I’ll never know for certain; but a month ago M bought me her/his old longbow as a birthday gift.
The argument for a hunter being able to bowhunt competently is obvious. In a world where being able to hunt many of the great western landscapes hinges upon tag drawings, which in extreme cases can take a lifetime, bowhunting and the statistically more accessible opportunities it presents is an easy choice. Traditional archery is a less obvious selection. To be blunt; compound bows are remarkably ugly and inelegant instruments of death. I hunted with a compound as a youth, and brought that bow home a few years ago, but have only shot it twice. The weight and fiddling aiming process provides all the bowsides of a rifle with none of the benefits.
A longbow, by contrast, is a light an exceptionally elegant thing. The 60″ long Yukon model of which I am now the owner weighs perhaps 1.5 pounds all strung up, and the hand lettering and hand laminated layers of wood wear their aesthetics on their sleeves. A thing which has wide-ranging appeal both to the eye and as a tool is the apotheosis of material culture.
And it is in that where I got lucky. This bow, custom made and in externally immaculate shape, was a screaming deal even without the perfectly-tuned cedar arrows which came along with it, but all of that will be worthless if it doesn’t shoot well for me. I didn’t even buy a target for a few weeks, as drawing 58 pounds (measured at 28 inches, and my draw length is 29.5) was a lot to be pulling straight off the bat. Thankfully, those arrows went more or less where I sent them from the very first.
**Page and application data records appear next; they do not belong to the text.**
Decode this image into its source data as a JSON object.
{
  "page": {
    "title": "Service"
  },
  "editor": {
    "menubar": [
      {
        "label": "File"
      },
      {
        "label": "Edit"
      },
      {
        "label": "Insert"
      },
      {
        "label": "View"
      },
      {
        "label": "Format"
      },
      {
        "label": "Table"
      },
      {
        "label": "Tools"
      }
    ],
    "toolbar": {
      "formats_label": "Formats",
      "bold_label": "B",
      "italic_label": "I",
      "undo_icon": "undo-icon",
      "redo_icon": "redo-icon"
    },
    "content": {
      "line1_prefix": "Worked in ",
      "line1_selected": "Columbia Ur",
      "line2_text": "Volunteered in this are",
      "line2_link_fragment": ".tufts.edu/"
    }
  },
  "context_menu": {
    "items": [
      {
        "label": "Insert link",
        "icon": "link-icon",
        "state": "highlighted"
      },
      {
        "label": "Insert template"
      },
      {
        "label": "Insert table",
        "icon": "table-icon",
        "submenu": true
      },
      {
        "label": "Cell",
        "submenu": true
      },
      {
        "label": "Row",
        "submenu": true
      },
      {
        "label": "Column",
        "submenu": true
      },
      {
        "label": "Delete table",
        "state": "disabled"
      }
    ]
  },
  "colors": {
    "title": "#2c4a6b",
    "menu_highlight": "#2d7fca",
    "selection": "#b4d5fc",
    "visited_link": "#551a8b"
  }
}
Elk-vital sized groups at 15 yards are not so good for hunting, but very acceptable for being within the first hundred arrows I’ve shot from this bow. By September things should be quite a bit better. Good enough for a shot on an animal? Another question entirely. But based on the first weeks shooting, it should be a fun process.